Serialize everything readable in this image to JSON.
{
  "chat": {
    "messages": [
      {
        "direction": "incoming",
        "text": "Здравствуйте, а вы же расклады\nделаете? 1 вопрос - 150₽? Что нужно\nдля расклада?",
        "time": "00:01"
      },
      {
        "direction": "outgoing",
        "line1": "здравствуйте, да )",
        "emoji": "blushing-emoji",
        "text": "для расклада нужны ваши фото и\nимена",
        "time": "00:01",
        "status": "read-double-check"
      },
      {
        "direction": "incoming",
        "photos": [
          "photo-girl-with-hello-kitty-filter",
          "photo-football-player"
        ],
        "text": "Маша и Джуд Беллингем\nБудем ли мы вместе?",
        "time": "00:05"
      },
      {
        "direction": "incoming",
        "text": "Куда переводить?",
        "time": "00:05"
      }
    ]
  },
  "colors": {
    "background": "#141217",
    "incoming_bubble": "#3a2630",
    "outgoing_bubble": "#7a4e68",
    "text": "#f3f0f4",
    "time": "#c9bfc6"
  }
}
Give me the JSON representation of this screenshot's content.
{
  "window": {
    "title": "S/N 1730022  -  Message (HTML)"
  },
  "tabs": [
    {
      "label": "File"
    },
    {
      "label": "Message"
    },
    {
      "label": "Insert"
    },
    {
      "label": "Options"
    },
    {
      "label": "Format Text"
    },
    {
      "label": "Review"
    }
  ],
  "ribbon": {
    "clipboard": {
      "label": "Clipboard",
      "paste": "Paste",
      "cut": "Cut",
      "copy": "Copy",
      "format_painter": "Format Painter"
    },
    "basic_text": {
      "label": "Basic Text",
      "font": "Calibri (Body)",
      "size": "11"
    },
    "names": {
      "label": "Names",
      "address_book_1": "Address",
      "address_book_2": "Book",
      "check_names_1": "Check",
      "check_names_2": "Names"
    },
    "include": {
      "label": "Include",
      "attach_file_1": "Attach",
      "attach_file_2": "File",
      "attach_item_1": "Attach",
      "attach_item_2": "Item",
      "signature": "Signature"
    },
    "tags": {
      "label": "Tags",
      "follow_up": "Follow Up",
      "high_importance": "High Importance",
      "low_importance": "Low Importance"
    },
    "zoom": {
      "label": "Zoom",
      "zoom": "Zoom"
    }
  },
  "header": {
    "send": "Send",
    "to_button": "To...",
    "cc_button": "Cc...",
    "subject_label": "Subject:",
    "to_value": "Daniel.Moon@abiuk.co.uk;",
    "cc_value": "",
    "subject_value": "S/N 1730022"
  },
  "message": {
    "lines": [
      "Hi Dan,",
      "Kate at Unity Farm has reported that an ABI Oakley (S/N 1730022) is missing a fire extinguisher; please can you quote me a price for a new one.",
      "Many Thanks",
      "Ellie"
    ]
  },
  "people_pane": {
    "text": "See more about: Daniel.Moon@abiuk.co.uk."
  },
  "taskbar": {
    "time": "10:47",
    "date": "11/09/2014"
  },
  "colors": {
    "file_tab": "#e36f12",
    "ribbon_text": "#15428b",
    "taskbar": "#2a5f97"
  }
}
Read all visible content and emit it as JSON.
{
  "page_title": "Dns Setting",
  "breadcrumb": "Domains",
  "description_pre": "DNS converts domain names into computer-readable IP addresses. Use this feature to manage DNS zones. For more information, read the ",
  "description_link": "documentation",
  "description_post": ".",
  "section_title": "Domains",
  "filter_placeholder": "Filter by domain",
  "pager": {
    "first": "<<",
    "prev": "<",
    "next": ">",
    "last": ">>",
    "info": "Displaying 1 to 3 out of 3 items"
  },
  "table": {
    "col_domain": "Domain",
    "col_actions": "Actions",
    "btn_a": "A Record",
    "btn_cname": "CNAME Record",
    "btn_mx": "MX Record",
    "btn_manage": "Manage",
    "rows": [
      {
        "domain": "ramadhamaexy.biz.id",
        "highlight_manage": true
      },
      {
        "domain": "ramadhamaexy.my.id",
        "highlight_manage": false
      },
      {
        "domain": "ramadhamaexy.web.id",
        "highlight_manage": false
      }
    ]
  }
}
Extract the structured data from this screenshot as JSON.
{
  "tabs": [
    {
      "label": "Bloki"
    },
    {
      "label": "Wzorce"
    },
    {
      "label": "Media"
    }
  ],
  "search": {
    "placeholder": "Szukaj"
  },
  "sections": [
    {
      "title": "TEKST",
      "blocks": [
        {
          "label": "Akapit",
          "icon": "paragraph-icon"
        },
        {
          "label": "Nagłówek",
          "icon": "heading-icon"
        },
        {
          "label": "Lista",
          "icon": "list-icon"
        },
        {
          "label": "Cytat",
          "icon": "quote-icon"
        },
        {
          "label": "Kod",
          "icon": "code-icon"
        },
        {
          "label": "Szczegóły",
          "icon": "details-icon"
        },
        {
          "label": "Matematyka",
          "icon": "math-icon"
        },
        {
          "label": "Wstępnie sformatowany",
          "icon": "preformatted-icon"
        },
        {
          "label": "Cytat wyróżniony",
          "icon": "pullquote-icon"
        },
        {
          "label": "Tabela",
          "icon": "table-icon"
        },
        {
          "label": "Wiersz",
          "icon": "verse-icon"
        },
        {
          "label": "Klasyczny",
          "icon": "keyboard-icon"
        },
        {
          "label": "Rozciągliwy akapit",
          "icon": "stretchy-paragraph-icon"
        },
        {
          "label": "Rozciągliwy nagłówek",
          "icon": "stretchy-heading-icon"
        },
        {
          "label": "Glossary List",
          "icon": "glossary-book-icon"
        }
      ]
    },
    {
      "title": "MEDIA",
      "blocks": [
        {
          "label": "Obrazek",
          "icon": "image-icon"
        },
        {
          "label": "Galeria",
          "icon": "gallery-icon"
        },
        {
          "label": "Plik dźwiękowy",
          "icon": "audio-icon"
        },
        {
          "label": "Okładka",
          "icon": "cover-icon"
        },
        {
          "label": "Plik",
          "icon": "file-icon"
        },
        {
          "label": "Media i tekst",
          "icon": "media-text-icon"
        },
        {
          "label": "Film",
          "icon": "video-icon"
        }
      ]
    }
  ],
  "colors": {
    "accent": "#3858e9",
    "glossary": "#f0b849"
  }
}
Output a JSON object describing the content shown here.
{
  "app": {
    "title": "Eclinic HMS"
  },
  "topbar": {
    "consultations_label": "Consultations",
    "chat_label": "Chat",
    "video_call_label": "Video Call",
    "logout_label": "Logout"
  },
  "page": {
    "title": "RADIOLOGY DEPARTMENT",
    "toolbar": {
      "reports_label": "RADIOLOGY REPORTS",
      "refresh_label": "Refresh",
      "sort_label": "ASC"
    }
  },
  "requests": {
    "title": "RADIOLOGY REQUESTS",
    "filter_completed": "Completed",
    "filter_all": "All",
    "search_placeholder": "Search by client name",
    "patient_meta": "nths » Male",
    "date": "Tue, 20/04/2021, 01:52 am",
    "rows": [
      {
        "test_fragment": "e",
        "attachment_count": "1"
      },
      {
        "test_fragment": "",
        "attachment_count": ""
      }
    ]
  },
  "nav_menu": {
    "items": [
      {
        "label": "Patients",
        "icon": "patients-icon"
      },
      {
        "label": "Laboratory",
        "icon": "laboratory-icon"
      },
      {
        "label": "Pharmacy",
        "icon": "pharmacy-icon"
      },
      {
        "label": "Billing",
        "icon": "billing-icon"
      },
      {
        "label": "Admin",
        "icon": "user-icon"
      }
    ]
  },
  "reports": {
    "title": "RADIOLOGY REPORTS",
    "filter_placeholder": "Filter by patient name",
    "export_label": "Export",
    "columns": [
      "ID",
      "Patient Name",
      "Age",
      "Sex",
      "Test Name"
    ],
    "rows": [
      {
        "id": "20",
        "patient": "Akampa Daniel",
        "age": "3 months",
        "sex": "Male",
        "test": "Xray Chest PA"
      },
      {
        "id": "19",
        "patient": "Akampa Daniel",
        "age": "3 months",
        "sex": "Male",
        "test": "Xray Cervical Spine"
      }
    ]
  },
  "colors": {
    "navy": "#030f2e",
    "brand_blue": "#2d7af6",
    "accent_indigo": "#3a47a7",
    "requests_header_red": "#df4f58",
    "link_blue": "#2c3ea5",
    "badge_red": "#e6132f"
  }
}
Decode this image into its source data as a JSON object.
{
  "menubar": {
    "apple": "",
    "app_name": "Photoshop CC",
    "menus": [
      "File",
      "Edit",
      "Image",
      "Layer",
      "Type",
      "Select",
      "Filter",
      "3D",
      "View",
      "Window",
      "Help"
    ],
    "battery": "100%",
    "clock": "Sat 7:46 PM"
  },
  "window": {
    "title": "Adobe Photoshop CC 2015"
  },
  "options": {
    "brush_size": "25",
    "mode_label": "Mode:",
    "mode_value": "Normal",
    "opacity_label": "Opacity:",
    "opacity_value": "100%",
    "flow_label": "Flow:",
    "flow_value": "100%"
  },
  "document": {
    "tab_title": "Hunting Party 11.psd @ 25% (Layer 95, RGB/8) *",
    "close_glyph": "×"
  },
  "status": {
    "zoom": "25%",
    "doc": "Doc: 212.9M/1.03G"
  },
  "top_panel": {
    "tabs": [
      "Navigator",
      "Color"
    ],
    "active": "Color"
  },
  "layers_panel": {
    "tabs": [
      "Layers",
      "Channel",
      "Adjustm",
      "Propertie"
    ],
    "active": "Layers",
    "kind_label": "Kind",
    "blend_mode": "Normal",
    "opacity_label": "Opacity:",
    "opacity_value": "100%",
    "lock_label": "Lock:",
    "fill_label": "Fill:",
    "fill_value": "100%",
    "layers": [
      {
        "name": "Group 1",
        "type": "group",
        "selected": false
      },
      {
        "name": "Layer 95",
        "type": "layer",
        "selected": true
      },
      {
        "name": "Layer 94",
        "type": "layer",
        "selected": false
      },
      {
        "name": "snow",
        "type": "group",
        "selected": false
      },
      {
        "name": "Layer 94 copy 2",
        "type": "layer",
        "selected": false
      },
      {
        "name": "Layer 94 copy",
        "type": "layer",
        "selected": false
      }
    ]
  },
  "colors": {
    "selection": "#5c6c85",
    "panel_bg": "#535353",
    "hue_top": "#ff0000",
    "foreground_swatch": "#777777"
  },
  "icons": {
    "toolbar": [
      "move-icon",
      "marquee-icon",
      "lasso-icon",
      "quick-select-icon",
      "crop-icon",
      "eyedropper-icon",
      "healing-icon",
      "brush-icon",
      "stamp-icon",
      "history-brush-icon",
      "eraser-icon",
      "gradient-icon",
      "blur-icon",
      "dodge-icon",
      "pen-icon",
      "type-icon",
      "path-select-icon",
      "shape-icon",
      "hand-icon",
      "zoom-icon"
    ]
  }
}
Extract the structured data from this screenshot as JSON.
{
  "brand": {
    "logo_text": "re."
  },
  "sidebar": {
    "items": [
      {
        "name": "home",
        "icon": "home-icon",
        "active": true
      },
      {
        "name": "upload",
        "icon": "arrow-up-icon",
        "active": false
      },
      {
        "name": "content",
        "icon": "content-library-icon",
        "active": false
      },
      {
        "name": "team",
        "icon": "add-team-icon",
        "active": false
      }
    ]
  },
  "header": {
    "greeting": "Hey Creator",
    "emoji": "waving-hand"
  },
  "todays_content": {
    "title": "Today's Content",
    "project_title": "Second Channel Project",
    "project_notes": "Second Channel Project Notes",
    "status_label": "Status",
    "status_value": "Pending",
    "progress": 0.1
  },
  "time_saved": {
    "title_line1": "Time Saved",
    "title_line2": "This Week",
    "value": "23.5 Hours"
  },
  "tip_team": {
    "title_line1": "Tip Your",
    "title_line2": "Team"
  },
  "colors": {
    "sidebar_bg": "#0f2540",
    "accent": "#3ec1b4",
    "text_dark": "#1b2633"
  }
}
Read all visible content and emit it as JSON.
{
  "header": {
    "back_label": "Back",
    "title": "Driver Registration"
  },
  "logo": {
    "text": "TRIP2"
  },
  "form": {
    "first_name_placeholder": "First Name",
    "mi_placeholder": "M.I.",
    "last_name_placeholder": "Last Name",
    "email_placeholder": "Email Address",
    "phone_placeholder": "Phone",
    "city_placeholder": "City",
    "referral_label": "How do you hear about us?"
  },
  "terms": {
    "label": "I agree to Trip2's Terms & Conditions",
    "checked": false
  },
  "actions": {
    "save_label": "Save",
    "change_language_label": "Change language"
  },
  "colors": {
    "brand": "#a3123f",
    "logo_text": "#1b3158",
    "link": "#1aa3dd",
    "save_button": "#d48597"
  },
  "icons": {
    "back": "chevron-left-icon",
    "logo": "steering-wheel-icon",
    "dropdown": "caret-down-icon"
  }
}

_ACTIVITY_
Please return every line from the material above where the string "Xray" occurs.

_REPLY TO THE EXERCISE_
        "test": "Xray Chest PA"
        "test": "Xray Cervical Spine"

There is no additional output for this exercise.